In some ways, envisioning how to deliver graduate education post-pandemic is easier than rethinking the curriculum. International affairs schools typically teach a mix of courses, such as core concept-based classes; methods training; economics; in-depth regional classes on countries or parts of the world; and functional courses on topics like national security, international development, and international communication. For decades, students have taken classes in a world in which the United States was the established global leader upholding an international order that it built and fostered after World War II. But existing trends undermining that order have accelerated with the pandemic. International institutions have demonstrated their fragility given their previous dependence on U.S. leadership. Things are going well only where national governments have taken the necessary steps to do massive testing, tracing, and isolation.
It doesn’t make much sense merely to teach the same courses as we taught them before, maybe with a week or two on the pandemic as an addendum. The moment calls for fundamental change in the curriculum. Whether it’s globalization or national security, Europe or China, faculty and students won’t be studying anything in the same way, and the curriculum needs to be adjusted accordingly, particularly with respect to new content in the introductory classes providing overviews of the main challenges in international affairs.
All of the international affairs schools talk about training future leaders in the public, private, and non-profit sectors. How will graduates of these programs navigate a world replete with disruption in the coming decades, not just from pandemics, but from climate change, supply chain fragility, artificial intelligence, and threats to critical infrastructure? Society needs professionals who have the knowledge and skills to manage risk, as we all better understand.
While research faculty are knowledge producers, professionals in government or business are knowledge consumers, and international affairs schools are in the business of creating more savvy knowledge consumers. Graduates don’t need to be economists, but they need to be able to read the Wall Street Journal and the Financial Times. They don’t need to have served in the military services or as intelligence analysts, but they need to be able to understand what military and intelligence professionals are telling them. And they don’t need to be epidemiologists; but as we now know, they need to be able to make sense of what epidemiologists are saying.

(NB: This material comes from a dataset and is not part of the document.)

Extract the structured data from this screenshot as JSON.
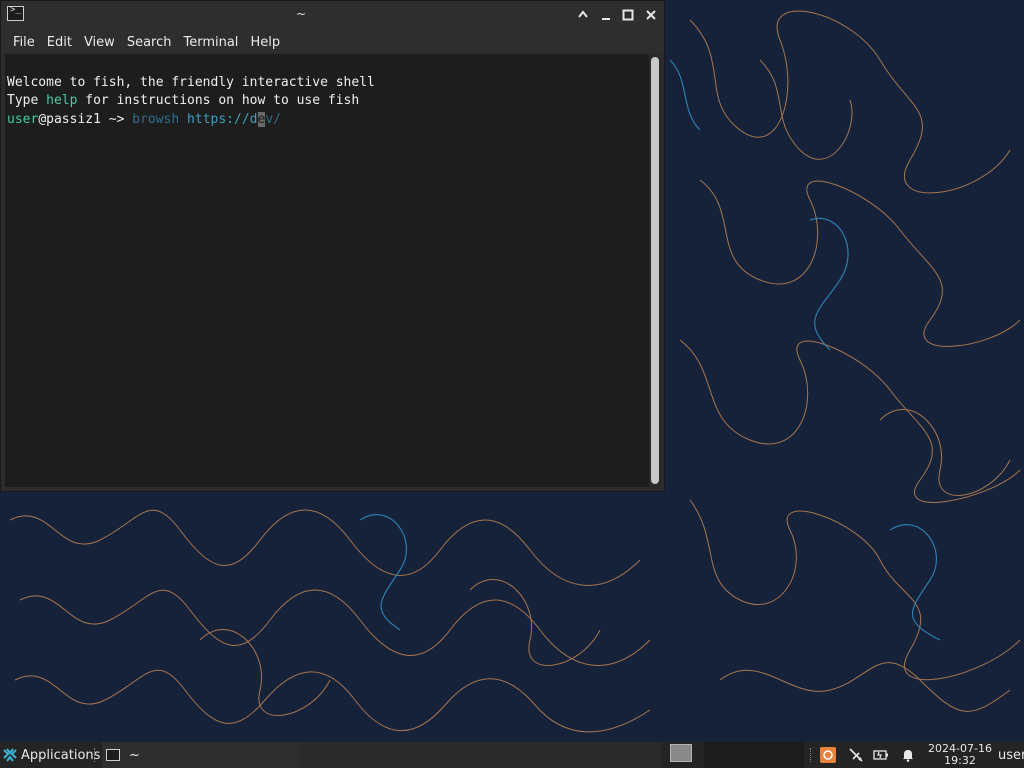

After 9/11, students flocked to international affairs schools because they wanted to make a difference. Nearly all of the deans I spoke to in May reported applications and deposits for enrollments at numbers much higher than last year. This could simply be the traditional countercyclical phenomenon of students pursuing graduate school when jobs are hard to come by. And it makes sense for students to pursue those degrees now if they are able, so that they have a master’s degree by the time the economy rebounds. And none of the deans has a firm grasp on how many students will actually enroll if classes are all online. But the interest international affairs schools are seeing in their graduate programs might also be because now is a moment when individuals want to go into the field to make a difference in a world that needs all hands on deck. If they do make the decision to go to graduate school, programs need to be equipped to deliver the education students will need to be successful in the radically altered post-pandemic world into which they will graduate.